## [WORK TO BE COMPLETED]
Your response should reproduce every line of the entries that contains the word "size".

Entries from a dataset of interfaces
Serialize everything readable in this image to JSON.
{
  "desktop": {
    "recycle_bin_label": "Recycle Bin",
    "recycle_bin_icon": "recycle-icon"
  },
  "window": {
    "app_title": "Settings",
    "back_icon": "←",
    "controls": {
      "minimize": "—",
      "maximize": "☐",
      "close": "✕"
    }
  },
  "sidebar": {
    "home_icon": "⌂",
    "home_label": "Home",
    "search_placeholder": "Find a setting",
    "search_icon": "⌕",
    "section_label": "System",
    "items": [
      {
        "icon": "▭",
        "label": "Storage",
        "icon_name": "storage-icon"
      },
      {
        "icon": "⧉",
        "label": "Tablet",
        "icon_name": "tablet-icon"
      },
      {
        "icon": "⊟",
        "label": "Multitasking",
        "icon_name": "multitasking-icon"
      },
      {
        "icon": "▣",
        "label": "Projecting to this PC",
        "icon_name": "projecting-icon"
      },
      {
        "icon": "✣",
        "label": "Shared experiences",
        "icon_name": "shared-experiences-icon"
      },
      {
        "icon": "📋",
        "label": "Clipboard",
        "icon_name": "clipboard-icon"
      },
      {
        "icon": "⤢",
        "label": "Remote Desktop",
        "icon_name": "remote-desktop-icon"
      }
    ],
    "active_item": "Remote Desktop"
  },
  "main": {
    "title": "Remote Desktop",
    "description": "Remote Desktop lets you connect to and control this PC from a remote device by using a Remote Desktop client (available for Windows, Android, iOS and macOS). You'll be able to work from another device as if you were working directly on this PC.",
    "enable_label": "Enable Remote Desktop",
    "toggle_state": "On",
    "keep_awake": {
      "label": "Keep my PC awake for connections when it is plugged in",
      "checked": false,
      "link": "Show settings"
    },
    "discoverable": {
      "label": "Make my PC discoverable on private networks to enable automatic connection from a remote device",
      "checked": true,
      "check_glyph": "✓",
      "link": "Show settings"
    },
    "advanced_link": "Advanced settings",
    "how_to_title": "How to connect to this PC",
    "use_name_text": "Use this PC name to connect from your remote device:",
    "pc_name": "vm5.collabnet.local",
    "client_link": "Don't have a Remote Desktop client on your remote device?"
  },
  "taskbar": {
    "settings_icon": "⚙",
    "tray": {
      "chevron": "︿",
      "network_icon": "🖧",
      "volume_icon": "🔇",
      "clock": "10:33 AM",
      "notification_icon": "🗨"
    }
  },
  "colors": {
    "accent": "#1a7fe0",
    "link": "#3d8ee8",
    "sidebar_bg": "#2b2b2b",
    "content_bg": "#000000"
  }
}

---

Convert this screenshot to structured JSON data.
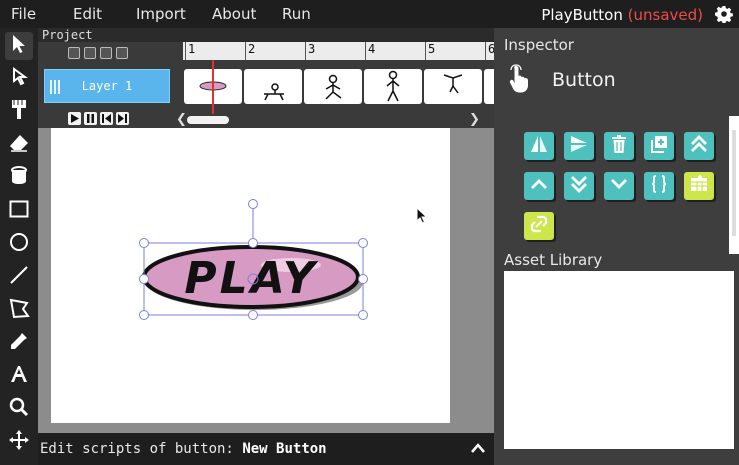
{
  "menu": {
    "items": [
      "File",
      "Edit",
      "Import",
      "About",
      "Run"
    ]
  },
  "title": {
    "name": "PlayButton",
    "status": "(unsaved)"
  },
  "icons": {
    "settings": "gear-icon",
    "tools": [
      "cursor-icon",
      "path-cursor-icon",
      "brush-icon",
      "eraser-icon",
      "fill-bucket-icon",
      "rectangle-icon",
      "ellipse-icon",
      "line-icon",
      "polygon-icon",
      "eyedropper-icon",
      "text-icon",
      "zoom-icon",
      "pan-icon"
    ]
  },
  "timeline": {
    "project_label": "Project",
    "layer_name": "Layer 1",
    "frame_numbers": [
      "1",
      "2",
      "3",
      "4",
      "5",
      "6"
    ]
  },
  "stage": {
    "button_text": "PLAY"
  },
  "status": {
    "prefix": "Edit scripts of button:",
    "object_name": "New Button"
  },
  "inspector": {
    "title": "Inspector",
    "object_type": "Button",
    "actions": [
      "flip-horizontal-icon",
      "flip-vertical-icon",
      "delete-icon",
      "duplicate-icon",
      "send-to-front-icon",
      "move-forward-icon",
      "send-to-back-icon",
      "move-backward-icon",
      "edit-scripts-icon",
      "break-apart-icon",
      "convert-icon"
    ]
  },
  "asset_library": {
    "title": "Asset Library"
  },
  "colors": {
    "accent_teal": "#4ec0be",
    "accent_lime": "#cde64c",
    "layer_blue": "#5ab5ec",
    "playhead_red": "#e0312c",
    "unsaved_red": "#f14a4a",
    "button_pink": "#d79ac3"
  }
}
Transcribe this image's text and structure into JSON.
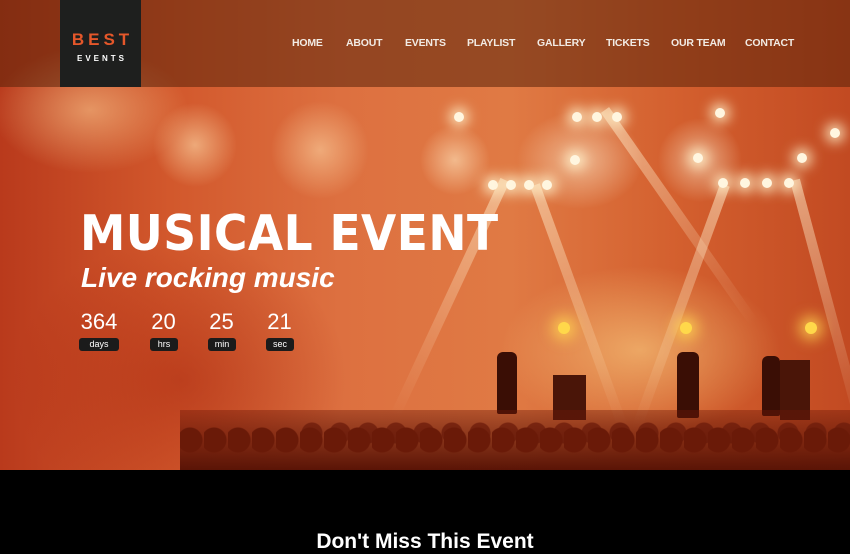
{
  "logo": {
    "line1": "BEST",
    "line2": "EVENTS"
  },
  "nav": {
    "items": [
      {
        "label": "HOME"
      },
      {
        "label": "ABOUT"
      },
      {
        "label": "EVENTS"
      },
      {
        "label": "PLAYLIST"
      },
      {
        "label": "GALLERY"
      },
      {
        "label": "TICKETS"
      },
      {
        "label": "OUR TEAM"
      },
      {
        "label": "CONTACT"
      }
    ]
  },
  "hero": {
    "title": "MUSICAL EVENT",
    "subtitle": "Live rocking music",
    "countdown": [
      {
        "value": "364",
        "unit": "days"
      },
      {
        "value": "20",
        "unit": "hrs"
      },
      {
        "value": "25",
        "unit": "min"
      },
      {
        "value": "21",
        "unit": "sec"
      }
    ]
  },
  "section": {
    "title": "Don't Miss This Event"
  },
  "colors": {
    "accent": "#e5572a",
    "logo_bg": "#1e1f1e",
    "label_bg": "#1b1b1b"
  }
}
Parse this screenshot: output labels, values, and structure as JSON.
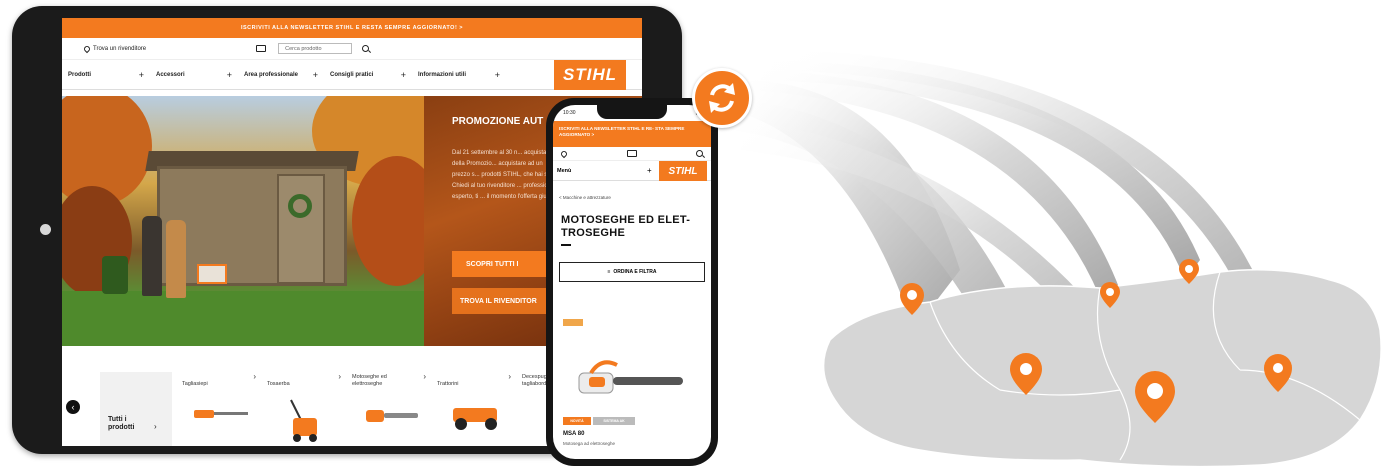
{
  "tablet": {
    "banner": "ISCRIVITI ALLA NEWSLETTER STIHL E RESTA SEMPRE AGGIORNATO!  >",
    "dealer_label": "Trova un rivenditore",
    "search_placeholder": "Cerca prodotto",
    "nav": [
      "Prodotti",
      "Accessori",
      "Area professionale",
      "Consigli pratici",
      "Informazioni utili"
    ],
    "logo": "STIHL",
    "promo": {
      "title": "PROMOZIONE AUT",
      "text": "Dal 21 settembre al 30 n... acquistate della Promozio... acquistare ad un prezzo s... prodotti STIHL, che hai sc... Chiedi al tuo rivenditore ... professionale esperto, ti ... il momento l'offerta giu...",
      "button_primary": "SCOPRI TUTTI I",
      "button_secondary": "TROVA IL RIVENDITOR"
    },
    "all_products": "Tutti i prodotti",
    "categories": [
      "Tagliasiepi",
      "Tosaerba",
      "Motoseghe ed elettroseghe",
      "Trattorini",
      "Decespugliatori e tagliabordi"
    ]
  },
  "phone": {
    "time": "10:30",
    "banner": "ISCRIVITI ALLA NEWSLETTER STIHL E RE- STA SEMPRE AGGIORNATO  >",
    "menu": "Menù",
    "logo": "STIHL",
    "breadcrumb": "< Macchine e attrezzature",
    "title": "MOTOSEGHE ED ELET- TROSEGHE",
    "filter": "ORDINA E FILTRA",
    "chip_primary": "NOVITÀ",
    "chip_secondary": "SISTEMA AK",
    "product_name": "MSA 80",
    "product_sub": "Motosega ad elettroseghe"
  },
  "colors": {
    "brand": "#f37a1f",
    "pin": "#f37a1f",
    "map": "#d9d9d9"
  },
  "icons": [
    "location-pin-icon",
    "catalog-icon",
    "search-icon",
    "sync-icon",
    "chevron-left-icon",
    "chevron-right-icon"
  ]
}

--

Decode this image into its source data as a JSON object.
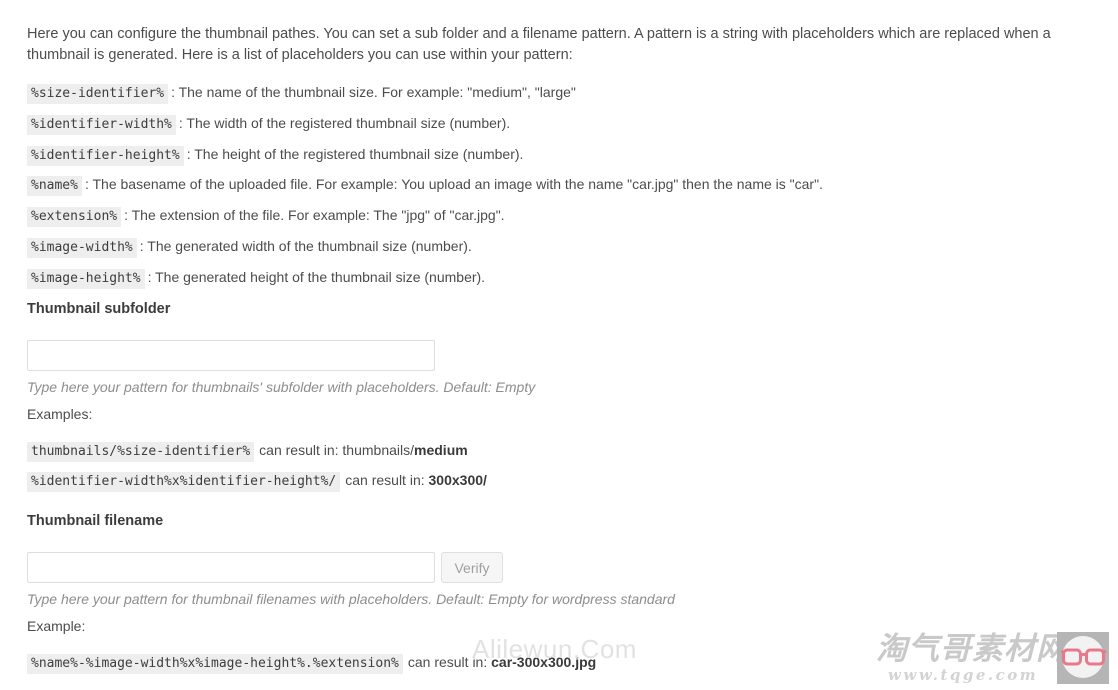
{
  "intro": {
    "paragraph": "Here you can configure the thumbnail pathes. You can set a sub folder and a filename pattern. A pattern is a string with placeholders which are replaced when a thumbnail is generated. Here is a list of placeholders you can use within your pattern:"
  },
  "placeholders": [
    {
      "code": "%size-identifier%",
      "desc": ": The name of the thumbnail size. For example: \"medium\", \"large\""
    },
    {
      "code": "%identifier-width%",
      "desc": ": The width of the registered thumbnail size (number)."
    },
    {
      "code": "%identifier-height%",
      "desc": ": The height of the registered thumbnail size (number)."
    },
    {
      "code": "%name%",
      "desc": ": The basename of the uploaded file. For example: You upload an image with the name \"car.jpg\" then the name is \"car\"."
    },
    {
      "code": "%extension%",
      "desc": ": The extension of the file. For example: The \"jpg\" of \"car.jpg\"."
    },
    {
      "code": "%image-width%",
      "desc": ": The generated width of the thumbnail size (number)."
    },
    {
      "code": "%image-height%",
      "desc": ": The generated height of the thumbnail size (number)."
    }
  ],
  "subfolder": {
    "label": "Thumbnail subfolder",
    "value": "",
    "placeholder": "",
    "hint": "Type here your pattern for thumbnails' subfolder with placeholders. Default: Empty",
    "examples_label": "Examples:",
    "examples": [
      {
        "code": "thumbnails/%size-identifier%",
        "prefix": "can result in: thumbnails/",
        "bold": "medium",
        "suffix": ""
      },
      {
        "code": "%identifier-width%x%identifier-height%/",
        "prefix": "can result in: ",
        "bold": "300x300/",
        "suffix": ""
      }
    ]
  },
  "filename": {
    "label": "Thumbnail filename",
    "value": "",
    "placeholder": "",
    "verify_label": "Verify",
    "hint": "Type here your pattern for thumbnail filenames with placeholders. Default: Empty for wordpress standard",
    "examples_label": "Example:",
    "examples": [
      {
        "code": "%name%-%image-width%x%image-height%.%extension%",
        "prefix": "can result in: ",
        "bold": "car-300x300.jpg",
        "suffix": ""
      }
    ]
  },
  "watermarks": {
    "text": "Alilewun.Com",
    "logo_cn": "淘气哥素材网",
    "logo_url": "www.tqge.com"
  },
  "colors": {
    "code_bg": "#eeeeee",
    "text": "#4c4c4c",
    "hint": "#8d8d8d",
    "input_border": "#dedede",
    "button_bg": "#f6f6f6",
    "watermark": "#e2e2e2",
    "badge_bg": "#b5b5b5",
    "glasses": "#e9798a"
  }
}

## [RESULT BELOW]
      "code": "%size-identifier%",
      "desc": ": The name of the thumbnail size. For example: \"medium\", \"large\""
      "desc": ": The width of the registered thumbnail size (number)."
      "desc": ": The height of the registered thumbnail size (number)."
      "desc": ": The generated width of the thumbnail size (number)."
      "desc": ": The generated height of the thumbnail size (number)."
        "code": "thumbnails/%size-identifier%",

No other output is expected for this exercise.